And coupled this with the following implementation (tweaked from Nerd Dinner - I prefer using .Any() to .Count() as that only checks to see if there are any values, rather than enumerating over the entire set - not an issue for in memory objects like this, but something to consider with databases Wink):

public bool IsValid {
  get { return (!GetRuleViolations().Any()); }
}

Then in the controller I went with the following code to handle errors:

if (blog.IsValid)
{
  [...]
  return [...]
}

foreach (RuleViolation violation in photo.GetRuleViolations()) {
  ModelState.AddModelError(violation.PropertyName, violation.ErrorMessage);
  ModelState.SetModelValue(violation.PropertyName,
             new ValueProviderResult(
                   ValueProvider[violation.PropertyName].AttemptedValue,
                   collection[violation.PropertyName],
                   System.Globalization.CultureInfo.CurrentCulture));
}

The ValueProvider in 1.0 was an IDictionary but this has changed in 2.0 to be an IValueProvider, which means that you can't just iterate through without knowing what the form items were called (which I wasn't, but others are) so my code changed to:

foreach (RuleViolation violation in photo.GetRuleViolations()) {
  ModelState.AddModelError(violation.PropertyName, violation.ErrorMessage);
  ModelState.SetModelValue(violation.PropertyName,
           new ValueProviderResult(
                 ValueProvider.GetValue(violation.PropertyName).AttemptedValue,
                 collection[violation.PropertyName],
                 System.Globalization.CultureInfo.CurrentCulture));
}

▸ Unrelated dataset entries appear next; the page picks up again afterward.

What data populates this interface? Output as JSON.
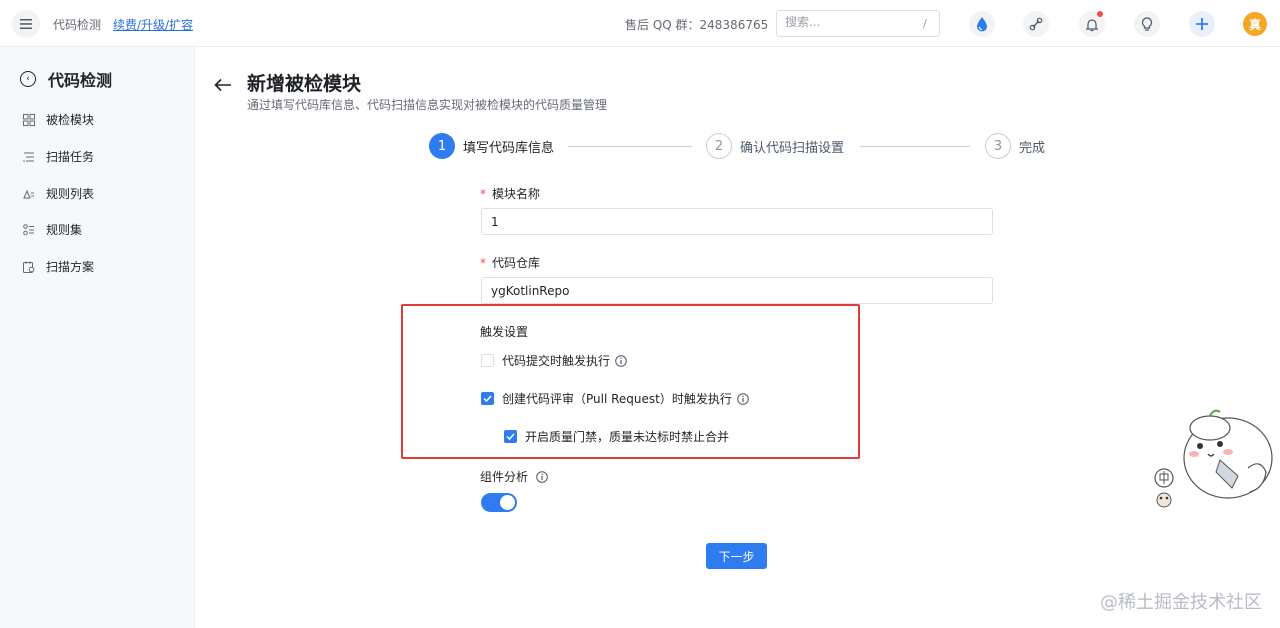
{
  "topbar": {
    "app_title": "代码检测",
    "renew_link": "续费/升级/扩容",
    "qq_group": "售后 QQ 群：248386765",
    "search_placeholder": "搜索...",
    "search_shortcut": "/",
    "avatar_text": "真"
  },
  "sidebar": {
    "title": "代码检测",
    "items": [
      {
        "label": "被检模块",
        "icon": "grid-icon"
      },
      {
        "label": "扫描任务",
        "icon": "task-list-icon"
      },
      {
        "label": "规则列表",
        "icon": "rule-list-icon"
      },
      {
        "label": "规则集",
        "icon": "ruleset-icon"
      },
      {
        "label": "扫描方案",
        "icon": "scan-plan-icon"
      }
    ]
  },
  "page": {
    "title": "新增被检模块",
    "subtitle": "通过填写代码库信息、代码扫描信息实现对被检模块的代码质量管理"
  },
  "steps": [
    {
      "num": "1",
      "label": "填写代码库信息",
      "active": true
    },
    {
      "num": "2",
      "label": "确认代码扫描设置",
      "active": false
    },
    {
      "num": "3",
      "label": "完成",
      "active": false
    }
  ],
  "form": {
    "module_name_label": "模块名称",
    "module_name_value": "1",
    "repo_label": "代码仓库",
    "repo_value": "ygKotlinRepo",
    "trigger_label": "触发设置",
    "trigger_on_commit": "代码提交时触发执行",
    "trigger_on_pr": "创建代码评审（Pull Request）时触发执行",
    "quality_gate": "开启质量门禁，质量未达标时禁止合并",
    "component_analysis_label": "组件分析",
    "next_button": "下一步",
    "required_mark": "*"
  },
  "watermark": "@稀土掘金技术社区",
  "colors": {
    "primary": "#2f7cf0",
    "highlight_border": "#e33b3b",
    "required": "#f54a45"
  }
}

The only other issue I had was how this was all going to play on IIS 6, but that turned out to be very easy in the RegisterArea method:

public override void RegisterArea(AreaRegistrationContext context) {
  context.MapRoute(
        "Admin_default",
        "Admin.aspx/{controller}/{action}/{id}",
        new { action = "Index", id = UrlParameter.Optional }
  );
}

All in all, very easy and smooth.

Filed under: ASP.NET MVC, Site Updates